For the crowds in Mark’s Gospel, how could Jesus be the Son of the true Father without military might? How could the Messiah be such a simple man, and one so seemingly weak and defenseless in the custody of Pilate? We convince ourselves we are not moving away from God because God is not one of the choices. We rationalize it as an offense to God when the image of human weakness somehow claims identity with divine omnipotence. And yet, it may be our own assumptions that are offended, not God’s.
Or perhaps we recognize the choice for God as such but find the implications of that choice too unsettling or burdensome. Some will tell themselves they have gone too far down other paths – for far too long – to be able to change directions now. Others will fear how such a choice will change the relationships they have come to rely upon. While others still will wonder how the crowds might taunt and harass them if they were to challenge the prevailing logic of the day. Whether inertia, security, reputation, or otherwise, what might seem like it ought to be the obvious choice in the abstract is often more costly and complex once we encounter it in reality. When Jesus and Barabbas stand right there before us, our fears and doubts can take over.
Another option still, which Mark seems to attribute to the chief priests who encourage the crowds, is not fear but envy and outright hostility. The question of which choice draws us toward and which choice draws away from God is not even the key question. The preservation of one’s own power is the overarching concern. Here we have succumbed to the allure of authority and privilege as the world offers it. We do not fundamentally trust that our best interests and our joy are found in God. We believe we already see the key to our fulfillment in the world around us; the challenge is simply to play this earthly game with cleverness and skill so that we can come out on top and stay there.
Moral theology invites us to think of our moral choosing and acting in conversation with the virtues. The virtues help us to see truthfully and to direct our desires and our will toward the good. And these very abilities are what are in question in the above scenarios for choosing between Jesus and Barabbas. Do we even see the choice for God accurately? And if we do, can we overcome the inhibitions of will (whether from fear or from love of power) to make that choice? The theological virtues of faith, hope, and love seem particularly helpful in response. It is with faith that we can recognize God on God’s terms, not our own. It is with hope that we can move forward in trust, despite the fears and doubts that make us hesitant. And it is with love that we can transform the deepest desires of our heart to be in union – not with worldly aspirations – but with God.

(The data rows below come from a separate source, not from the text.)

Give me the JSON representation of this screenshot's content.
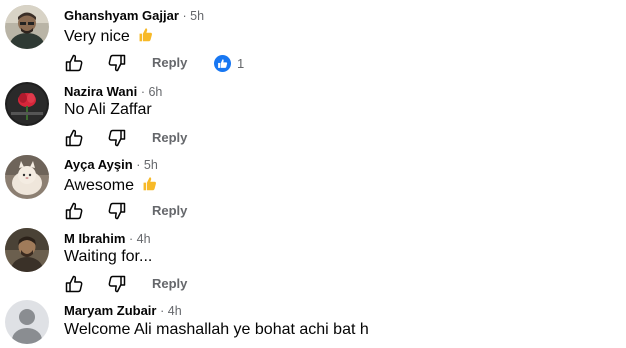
{
  "comments": [
    {
      "author": "Ghanshyam Gajjar",
      "time": "· 5h",
      "text": "Very nice",
      "emoji": "thumbs-up",
      "reply_label": "Reply",
      "reaction_count": "1"
    },
    {
      "author": "Nazira Wani",
      "time": "· 6h",
      "text": "No Ali Zaffar",
      "reply_label": "Reply"
    },
    {
      "author": "Ayça Ayşin",
      "time": "· 5h",
      "text": "Awesome",
      "emoji": "thumbs-up",
      "reply_label": "Reply"
    },
    {
      "author": "M Ibrahim",
      "time": "· 4h",
      "text": "Waiting for...",
      "reply_label": "Reply"
    },
    {
      "author": "Maryam Zubair",
      "time": "· 4h",
      "text": "Welcome Ali mashallah ye bohat achi bat h"
    }
  ],
  "colors": {
    "meta_gray": "#65676b",
    "like_blue": "#1877f2",
    "emoji_yellow": "#f7b928"
  },
  "icons": {
    "like": "thumbs-up-outline-icon",
    "dislike": "thumbs-down-outline-icon",
    "reaction": "like-reaction-icon"
  }
}
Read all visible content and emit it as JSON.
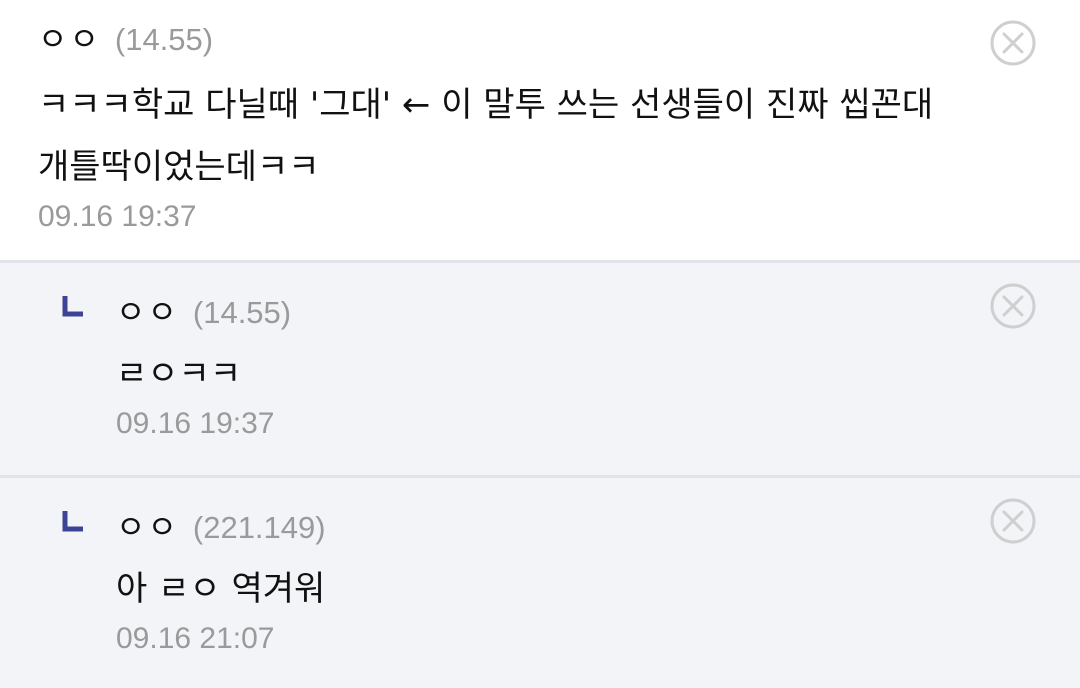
{
  "comments": [
    {
      "author": "ㅇㅇ",
      "ip": "(14.55)",
      "body": "ㅋㅋㅋ학교 다닐때 '그대' ← 이 말투 쓰는 선생들이 진짜 씹꼰대 개틀딱이었는데ㅋㅋ",
      "time": "09.16 19:37",
      "delete_icon": "close-circle-icon"
    }
  ],
  "replies": [
    {
      "marker_icon": "reply-corner-icon",
      "author": "ㅇㅇ",
      "ip": "(14.55)",
      "body": "ㄹㅇㅋㅋ",
      "time": "09.16 19:37",
      "delete_icon": "close-circle-icon"
    },
    {
      "marker_icon": "reply-corner-icon",
      "author": "ㅇㅇ",
      "ip": "(221.149)",
      "body": "아 ㄹㅇ 역겨워",
      "time": "09.16 21:07",
      "delete_icon": "close-circle-icon"
    }
  ],
  "colors": {
    "reply_marker": "#3d4394",
    "delete_icon": "#cfcfcf",
    "meta_text": "#9a9a9a",
    "reply_background": "#f3f4f8",
    "divider": "#e2e3e8"
  }
}
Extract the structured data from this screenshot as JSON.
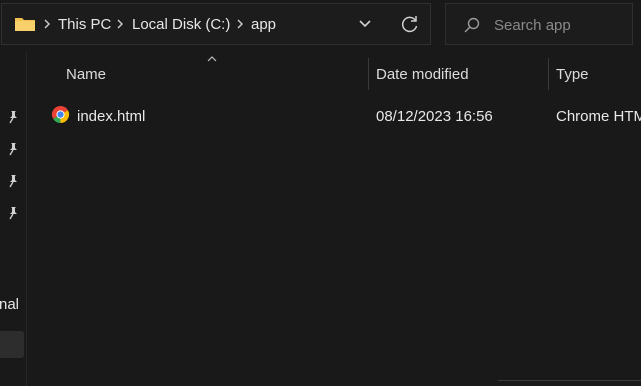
{
  "breadcrumb": {
    "items": [
      "This PC",
      "Local Disk (C:)",
      "app"
    ]
  },
  "search": {
    "placeholder": "Search app"
  },
  "nav": {
    "partial_label": "nal"
  },
  "columns": {
    "name": "Name",
    "date_modified": "Date modified",
    "type": "Type"
  },
  "files": [
    {
      "name": "index.html",
      "date_modified": "08/12/2023 16:56",
      "type": "Chrome HTM"
    }
  ],
  "icons": {
    "folder": "folder-icon",
    "chevron": "chevron-right-icon",
    "dropdown": "chevron-down-icon",
    "refresh": "refresh-icon",
    "search": "search-icon",
    "pin": "pin-icon",
    "sort": "sort-up-icon",
    "file": "chrome-icon"
  },
  "colors": {
    "background": "#191919",
    "folder": "#f2c14e",
    "text": "#e6e6e6"
  }
}
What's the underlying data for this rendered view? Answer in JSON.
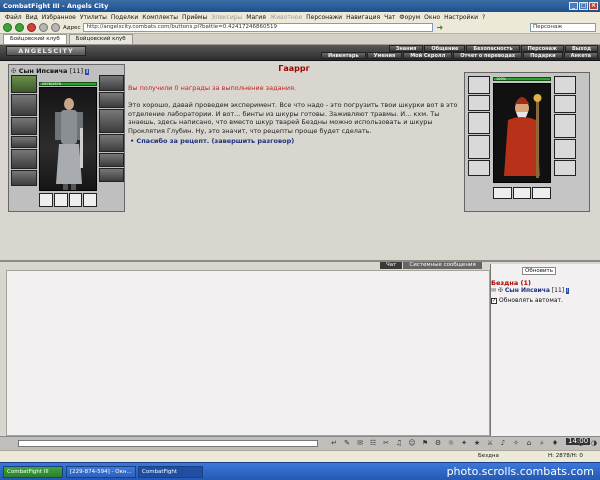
{
  "window": {
    "title": "CombatFight III - Angels City"
  },
  "menu": {
    "items": [
      "Файл",
      "Вид",
      "Избранное",
      "Утилиты",
      "Поделки",
      "Комплекты",
      "Приёмы",
      "Элексиры",
      "Магия",
      "Животное",
      "Персонажи",
      "Навигация",
      "Чат",
      "Форум",
      "Окно",
      "Настройки",
      "?"
    ],
    "dimmed": [
      "Элексиры",
      "Животное"
    ]
  },
  "toolbar": {
    "address_label": "Адрес",
    "address": "http://angelscity.combats.com/buttons.pl?battle=0.42417246860519",
    "search_label": "Персонаж"
  },
  "tabs": [
    {
      "label": "Бойцовский клуб"
    },
    {
      "label": "Бойцовский клуб"
    }
  ],
  "header": {
    "logo": "ANGELSCITY",
    "nav_top": [
      "Знания",
      "Общение",
      "Безопасность",
      "Персонаж",
      "Выход"
    ],
    "nav_bottom": [
      "Инвентарь",
      "Умения",
      "Мой Скролл",
      "Отчет о переводах",
      "Подарки",
      "Анкета"
    ]
  },
  "character": {
    "name": "Сын Ипсвича",
    "level": "[11]",
    "hp": "2878/2878"
  },
  "npc": {
    "name": "Гааррг",
    "hp": "100%"
  },
  "dialog": {
    "reward": "Вы получили 0 награды за выполнение задания.",
    "text": "Это хорошо, давай проведем эксперимент. Все что надо - это погрузить твои шкурки вот в это отделение лаборатории. И вот... бинты из шкуры готовы. Заживляют травмы. И... кхм. Ты знаешь, здесь написано, что вместо шкур тварей Бездны можно использовать и шкуры Проклятия Глубин. Ну, это значит, что рецепты проще будет сделать.",
    "thanks": "• Спасибо за рецепт. (завершить разговор)"
  },
  "chat": {
    "tabs": [
      "Чат",
      "Системные сообщения"
    ]
  },
  "users": {
    "refresh_button": "Обновить",
    "location": "Бездна (1)",
    "user": "Сын Ипсвича",
    "user_level": "[11]",
    "auto_refresh": "Обновлять автомат."
  },
  "statusbar": {
    "left": "Бездна",
    "hp": "Н: 2878/Н: 0"
  },
  "clock": "14:00",
  "taskbar": {
    "tasks": [
      "CombatFight III",
      "[229-874-594] - Окн...",
      "CombatFight"
    ]
  },
  "watermark": "photo.scrolls.combats.com",
  "chat_icons": [
    "↵",
    "✎",
    "✉",
    "☷",
    "✂",
    "♫",
    "☺",
    "⚑",
    "⚙",
    "☼",
    "✦",
    "★",
    "⚔",
    "♪",
    "✧",
    "⌂",
    "⌕",
    "♦",
    "⚐",
    "◐",
    "◑",
    "▣",
    "✖"
  ]
}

On Palm Sunday, many communities of faith will be acting out the Gospel and those in the pews will take on the voice of the crowds. When given the choice, we will say, “Barabbas, Barabbas!”
This ought not to come as a surprise given the daily struggle it is to be a faithful disciple. Perhaps we can wonder what it is that is driving that choice for us at this moment in our lives. And as we move toward the Easter celebration of new life, we can have some sense of whether we need to be enlivened by greater faith, greater hope, or greater love.
Ultimately, the moral of this story is not that we would have been better off to let Barabbas suffer and die. As noted at the start, this is not about correctly identifying who is deserving of mercy and who is deserving of punishment. Because, in choosing the Son of the true Father, we are choosing the one who has mercy in mind for all, including even those involved in murderous rebellions. The great beauty of this scene with Jesus and Barabbas is that, while the earthly authority offers to release only one prisoner, our God offers to release them all. As we will celebrate next Sunday, God’s promise of liberation and new life cannot be thwarted by even our most scandalous failures and vices. To choose the Son of God is to choose mercy for the innocent and the guilty alike.